**Try it:**
Each line of the data must be set down again without a single difference.

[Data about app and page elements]
━━━
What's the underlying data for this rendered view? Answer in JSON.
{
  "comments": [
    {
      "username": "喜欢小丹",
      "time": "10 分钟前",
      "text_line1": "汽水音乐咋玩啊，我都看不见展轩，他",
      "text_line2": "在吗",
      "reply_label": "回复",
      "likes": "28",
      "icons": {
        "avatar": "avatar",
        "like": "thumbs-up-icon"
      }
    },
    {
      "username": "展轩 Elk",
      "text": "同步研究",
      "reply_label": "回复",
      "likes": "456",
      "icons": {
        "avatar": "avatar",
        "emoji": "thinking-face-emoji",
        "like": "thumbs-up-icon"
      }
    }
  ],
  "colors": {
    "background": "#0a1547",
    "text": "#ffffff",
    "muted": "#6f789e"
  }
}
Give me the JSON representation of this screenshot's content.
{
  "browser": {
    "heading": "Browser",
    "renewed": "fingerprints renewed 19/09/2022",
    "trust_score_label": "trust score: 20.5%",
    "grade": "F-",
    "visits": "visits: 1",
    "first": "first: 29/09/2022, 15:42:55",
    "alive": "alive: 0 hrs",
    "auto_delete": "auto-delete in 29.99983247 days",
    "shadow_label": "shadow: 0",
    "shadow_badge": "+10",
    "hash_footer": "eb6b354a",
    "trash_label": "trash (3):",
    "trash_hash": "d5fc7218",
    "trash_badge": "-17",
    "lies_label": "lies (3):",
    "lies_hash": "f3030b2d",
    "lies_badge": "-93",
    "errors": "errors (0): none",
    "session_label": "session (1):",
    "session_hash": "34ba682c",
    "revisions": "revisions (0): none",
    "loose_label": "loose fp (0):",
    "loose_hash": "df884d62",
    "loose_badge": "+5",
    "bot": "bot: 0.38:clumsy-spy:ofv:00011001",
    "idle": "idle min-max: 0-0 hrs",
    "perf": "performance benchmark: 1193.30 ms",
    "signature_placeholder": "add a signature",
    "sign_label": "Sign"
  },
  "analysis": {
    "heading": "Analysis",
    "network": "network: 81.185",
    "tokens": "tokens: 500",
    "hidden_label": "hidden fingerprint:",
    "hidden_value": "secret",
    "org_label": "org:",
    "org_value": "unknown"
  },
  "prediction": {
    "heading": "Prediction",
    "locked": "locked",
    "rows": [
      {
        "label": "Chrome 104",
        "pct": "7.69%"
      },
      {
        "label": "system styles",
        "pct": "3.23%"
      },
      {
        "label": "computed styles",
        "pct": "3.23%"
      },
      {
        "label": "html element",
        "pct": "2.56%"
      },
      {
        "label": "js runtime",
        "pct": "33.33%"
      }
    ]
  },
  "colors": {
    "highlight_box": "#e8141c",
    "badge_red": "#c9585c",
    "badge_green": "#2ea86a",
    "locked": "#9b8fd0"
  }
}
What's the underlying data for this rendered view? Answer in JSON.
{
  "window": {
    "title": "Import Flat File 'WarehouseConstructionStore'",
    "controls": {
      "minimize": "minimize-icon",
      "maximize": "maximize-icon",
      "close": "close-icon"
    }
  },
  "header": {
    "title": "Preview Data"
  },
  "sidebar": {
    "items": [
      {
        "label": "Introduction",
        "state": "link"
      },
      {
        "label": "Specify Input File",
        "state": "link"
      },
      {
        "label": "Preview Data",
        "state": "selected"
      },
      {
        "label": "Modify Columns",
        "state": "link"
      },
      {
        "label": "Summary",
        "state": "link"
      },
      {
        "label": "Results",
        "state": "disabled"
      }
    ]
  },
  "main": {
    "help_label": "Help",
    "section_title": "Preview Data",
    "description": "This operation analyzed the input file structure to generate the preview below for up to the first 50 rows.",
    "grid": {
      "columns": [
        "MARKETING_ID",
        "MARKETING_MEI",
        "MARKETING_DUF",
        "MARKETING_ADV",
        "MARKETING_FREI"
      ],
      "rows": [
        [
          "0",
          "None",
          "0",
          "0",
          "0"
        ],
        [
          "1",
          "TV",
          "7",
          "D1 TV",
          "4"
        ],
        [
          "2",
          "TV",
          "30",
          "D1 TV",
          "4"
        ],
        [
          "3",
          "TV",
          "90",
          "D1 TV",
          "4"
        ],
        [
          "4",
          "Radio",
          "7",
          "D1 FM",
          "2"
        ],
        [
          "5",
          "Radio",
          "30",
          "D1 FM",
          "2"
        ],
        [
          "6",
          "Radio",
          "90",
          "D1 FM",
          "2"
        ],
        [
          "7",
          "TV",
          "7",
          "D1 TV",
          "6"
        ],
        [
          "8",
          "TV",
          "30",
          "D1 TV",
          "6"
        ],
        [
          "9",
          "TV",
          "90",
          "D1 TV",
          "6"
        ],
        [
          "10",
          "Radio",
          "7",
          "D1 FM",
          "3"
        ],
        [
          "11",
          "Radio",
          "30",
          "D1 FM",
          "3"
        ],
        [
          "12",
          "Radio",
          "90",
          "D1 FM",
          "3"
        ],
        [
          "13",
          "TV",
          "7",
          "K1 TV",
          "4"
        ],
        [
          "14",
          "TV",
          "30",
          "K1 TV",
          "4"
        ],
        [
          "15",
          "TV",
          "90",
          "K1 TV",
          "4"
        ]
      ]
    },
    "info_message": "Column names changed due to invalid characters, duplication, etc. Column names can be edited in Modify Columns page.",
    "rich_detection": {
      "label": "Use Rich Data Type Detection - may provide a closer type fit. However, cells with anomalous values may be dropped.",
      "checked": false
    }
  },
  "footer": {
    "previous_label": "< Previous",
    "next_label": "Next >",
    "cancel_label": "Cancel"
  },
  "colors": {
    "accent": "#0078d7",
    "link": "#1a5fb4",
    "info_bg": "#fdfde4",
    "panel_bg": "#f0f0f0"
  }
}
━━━
**Answer section:**
What's the underlying data for this rendered view? Answer in JSON.
{
  "comments": [
    {
      "username": "喜欢小丹",
      "time": "10 分钟前",
      "text_line1": "汽水音乐咋玩啊，我都看不见展轩，他",
      "text_line2": "在吗",
      "reply_label": "回复",
      "likes": "28",
      "icons": {
        "avatar": "avatar",
        "like": "thumbs-up-icon"
      }
    },
    {
      "username": "展轩 Elk",
      "text": "同步研究",
      "reply_label": "回复",
      "likes": "456",
      "icons": {
        "avatar": "avatar",
        "emoji": "thinking-face-emoji",
        "like": "thumbs-up-icon"
      }
    }
  ],
  "colors": {
    "background": "#0a1547",
    "text": "#ffffff",
    "muted": "#6f789e"
  }
}
Give me the JSON representation of this screenshot's content.
{
  "browser": {
    "heading": "Browser",
    "renewed": "fingerprints renewed 19/09/2022",
    "trust_score_label": "trust score: 20.5%",
    "grade": "F-",
    "visits": "visits: 1",
    "first": "first: 29/09/2022, 15:42:55",
    "alive": "alive: 0 hrs",
    "auto_delete": "auto-delete in 29.99983247 days",
    "shadow_label": "shadow: 0",
    "shadow_badge": "+10",
    "hash_footer": "eb6b354a",
    "trash_label": "trash (3):",
    "trash_hash": "d5fc7218",
    "trash_badge": "-17",
    "lies_label": "lies (3):",
    "lies_hash": "f3030b2d",
    "lies_badge": "-93",
    "errors": "errors (0): none",
    "session_label": "session (1):",
    "session_hash": "34ba682c",
    "revisions": "revisions (0): none",
    "loose_label": "loose fp (0):",
    "loose_hash": "df884d62",
    "loose_badge": "+5",
    "bot": "bot: 0.38:clumsy-spy:ofv:00011001",
    "idle": "idle min-max: 0-0 hrs",
    "perf": "performance benchmark: 1193.30 ms",
    "signature_placeholder": "add a signature",
    "sign_label": "Sign"
  },
  "analysis": {
    "heading": "Analysis",
    "network": "network: 81.185",
    "tokens": "tokens: 500",
    "hidden_label": "hidden fingerprint:",
    "hidden_value": "secret",
    "org_label": "org:",
    "org_value": "unknown"
  },
  "prediction": {
    "heading": "Prediction",
    "locked": "locked",
    "rows": [
      {
        "label": "Chrome 104",
        "pct": "7.69%"
      },
      {
        "label": "system styles",
        "pct": "3.23%"
      },
      {
        "label": "computed styles",
        "pct": "3.23%"
      },
      {
        "label": "html element",
        "pct": "2.56%"
      },
      {
        "label": "js runtime",
        "pct": "33.33%"
      }
    ]
  },
  "colors": {
    "highlight_box": "#e8141c",
    "badge_red": "#c9585c",
    "badge_green": "#2ea86a",
    "locked": "#9b8fd0"
  }
}
What's the underlying data for this rendered view? Answer in JSON.
{
  "window": {
    "title": "Import Flat File 'WarehouseConstructionStore'",
    "controls": {
      "minimize": "minimize-icon",
      "maximize": "maximize-icon",
      "close": "close-icon"
    }
  },
  "header": {
    "title": "Preview Data"
  },
  "sidebar": {
    "items": [
      {
        "label": "Introduction",
        "state": "link"
      },
      {
        "label": "Specify Input File",
        "state": "link"
      },
      {
        "label": "Preview Data",
        "state": "selected"
      },
      {
        "label": "Modify Columns",
        "state": "link"
      },
      {
        "label": "Summary",
        "state": "link"
      },
      {
        "label": "Results",
        "state": "disabled"
      }
    ]
  },
  "main": {
    "help_label": "Help",
    "section_title": "Preview Data",
    "description": "This operation analyzed the input file structure to generate the preview below for up to the first 50 rows.",
    "grid": {
      "columns": [
        "MARKETING_ID",
        "MARKETING_MEI",
        "MARKETING_DUF",
        "MARKETING_ADV",
        "MARKETING_FREI"
      ],
      "rows": [
        [
          "0",
          "None",
          "0",
          "0",
          "0"
        ],
        [
          "1",
          "TV",
          "7",
          "D1 TV",
          "4"
        ],
        [
          "2",
          "TV",
          "30",
          "D1 TV",
          "4"
        ],
        [
          "3",
          "TV",
          "90",
          "D1 TV",
          "4"
        ],
        [
          "4",
          "Radio",
          "7",
          "D1 FM",
          "2"
        ],
        [
          "5",
          "Radio",
          "30",
          "D1 FM",
          "2"
        ],
        [
          "6",
          "Radio",
          "90",
          "D1 FM",
          "2"
        ],
        [
          "7",
          "TV",
          "7",
          "D1 TV",
          "6"
        ],
        [
          "8",
          "TV",
          "30",
          "D1 TV",
          "6"
        ],
        [
          "9",
          "TV",
          "90",
          "D1 TV",
          "6"
        ],
        [
          "10",
          "Radio",
          "7",
          "D1 FM",
          "3"
        ],
        [
          "11",
          "Radio",
          "30",
          "D1 FM",
          "3"
        ],
        [
          "12",
          "Radio",
          "90",
          "D1 FM",
          "3"
        ],
        [
          "13",
          "TV",
          "7",
          "K1 TV",
          "4"
        ],
        [
          "14",
          "TV",
          "30",
          "K1 TV",
          "4"
        ],
        [
          "15",
          "TV",
          "90",
          "K1 TV",
          "4"
        ]
      ]
    },
    "info_message": "Column names changed due to invalid characters, duplication, etc. Column names can be edited in Modify Columns page.",
    "rich_detection": {
      "label": "Use Rich Data Type Detection - may provide a closer type fit. However, cells with anomalous values may be dropped.",
      "checked": false
    }
  },
  "footer": {
    "previous_label": "< Previous",
    "next_label": "Next >",
    "cancel_label": "Cancel"
  },
  "colors": {
    "accent": "#0078d7",
    "link": "#1a5fb4",
    "info_bg": "#fdfde4",
    "panel_bg": "#f0f0f0"
  }
}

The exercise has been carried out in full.